Oumarou Wadjonre, Chief of Taxation for the East Region in Bertoua, said there was a lot of opacity in the mining sector. He was, however, unable to provide statistics on the magnitude of gold revenue lost, putting it down to “imperviousness” in the sector. He said information on the actual hectarage allocated to companies for mining claims was unavailable, making tax recovery difficult.
“Exploitation licenses are issued by the Ministry of Mines, on whom we rely for information on the number of companies authorized,” he said. “The main tax in this sector is the annual surface area tax of 25 per cent of the total area exploited.”
Without giving any figures, the small and medium sized enterprises taxation office in Bertoua that is charged with the tax recovery from mining companies, evaluates the revenue losses to hundreds of millions of CFA franc.
According to Jean Mballa Mballa, member of Tax Justice Network Africa and Executive Director of African Regional Centre for Indigenous and Community Development (CRADEC), the 2016 Mining Code initiated to close the loopholes of the 2001 Mining Code lacks the “text of application” (instrument that defines sanctions to defaulters of the mining code law) to execute its work, creating opportunities for illegality. “People working illegally do not declare what they are exporting,” he said. From a 2021 CRADEC study, the government is declaring official data from the customs services that Cameroon exported something like two tons of gold to Dubai (but) in the UN Tradcom, the statistics Dubai is declaring suggest imports from Cameroon of 100 tons of gold. You can imagine the gap.”
At Guerwane, a local gold mining village in Cameroon’s East region – where poverty is rife despite the rich gold endowment – Assoura Javiel, a young artisanal miner in his 20s, said he and his colleagues mine gold illegally to make a living. The presence of foreign miners from China, USA, and Burkina Faso amongst others makes their work difficult, he said, because they sometimes chased them away from the mining fields with the authorities watching.
Our team witnessed 24-ton trucks filled with what looked like gold ore extracted from the area. We were told the trucks belonged to a Chinese company, and were traversing between the exploitation sites where gold is drilled to where washing takes place.
Javiel said on average he produced 3-5 grams a day, earning about XAF 100,000 (about US$50). He said his biggest buyers were collectors (gold merchants) who had no fixed location. In Kambele III, one of these “collectors” whom we identified readily admitted he was operating illegally and declined to speak to the media.
Weakened by lack of policing authority, the National Mining Corporation (SONAMINE) created in December 2020 by the Cameroon government to ameliorate the situation is practically dead in the water. Its general manager, Serge Havre Boyogueno, said officers assigned to gold washing sites to assess the situation were constantly denied access by operators.
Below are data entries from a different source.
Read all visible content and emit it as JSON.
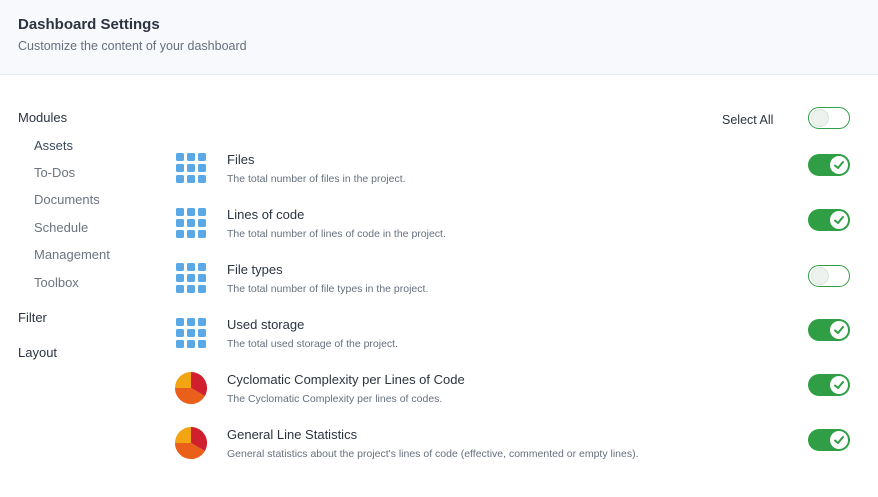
{
  "header": {
    "title": "Dashboard Settings",
    "subtitle": "Customize the content of your dashboard"
  },
  "sidebar": {
    "sections": [
      {
        "label": "Modules",
        "items": [
          "Assets",
          "To-Dos",
          "Documents",
          "Schedule",
          "Management",
          "Toolbox"
        ],
        "active_item": "Assets"
      },
      {
        "label": "Filter"
      },
      {
        "label": "Layout"
      }
    ]
  },
  "select_all": {
    "label": "Select All",
    "enabled": false
  },
  "modules": [
    {
      "title": "Files",
      "description": "The total number of files in the project.",
      "icon": "grid-icon",
      "enabled": true
    },
    {
      "title": "Lines of code",
      "description": "The total number of lines of code in the project.",
      "icon": "grid-icon",
      "enabled": true
    },
    {
      "title": "File types",
      "description": "The total number of file types in the project.",
      "icon": "grid-icon",
      "enabled": false
    },
    {
      "title": "Used storage",
      "description": "The total used storage of the project.",
      "icon": "grid-icon",
      "enabled": true
    },
    {
      "title": "Cyclomatic Complexity per Lines of Code",
      "description": "The Cyclomatic Complexity per lines of codes.",
      "icon": "pie-chart-icon",
      "enabled": true
    },
    {
      "title": "General Line Statistics",
      "description": "General statistics about the project's lines of code (effective, commented or empty lines).",
      "icon": "pie-chart-icon",
      "enabled": true
    }
  ],
  "colors": {
    "toggle_on": "#2f9e44",
    "grid_icon": "#5aa9e6",
    "pie_yellow": "#f2a413",
    "pie_red": "#d0202e",
    "pie_orange": "#ea5f1a"
  }
}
Although he gave a figure of 440kg of gold produced in 2021, he was convinced this was understated.
“There are sites where washing operations take place late in the night,” he said, explaining why it was difficult to quantify the actual production. “Tax revenue losses are enormous for the State (but) I can’t take the risk to give figures,” he said.
A protocol agreement is being negotiated with the Ministry of Defense which will enable SONAMINE control agents to be accompanied to the field by security forces, Boyoguero said. This was in addition to joint field trips with the Directorate General of Taxation to ensure forceful recovery of taxes from exploiting companies. Operators who denied access to control teams would have their mining claims sealed.
This story was produced by NewsWatch Newspaper. It was written as part of Wealth of Nations, a media skills development programme run by the Thomson Reuters Foundation. More information at www.wealth-of-nations.org. The content is the sole responsibility of the author and the publisher.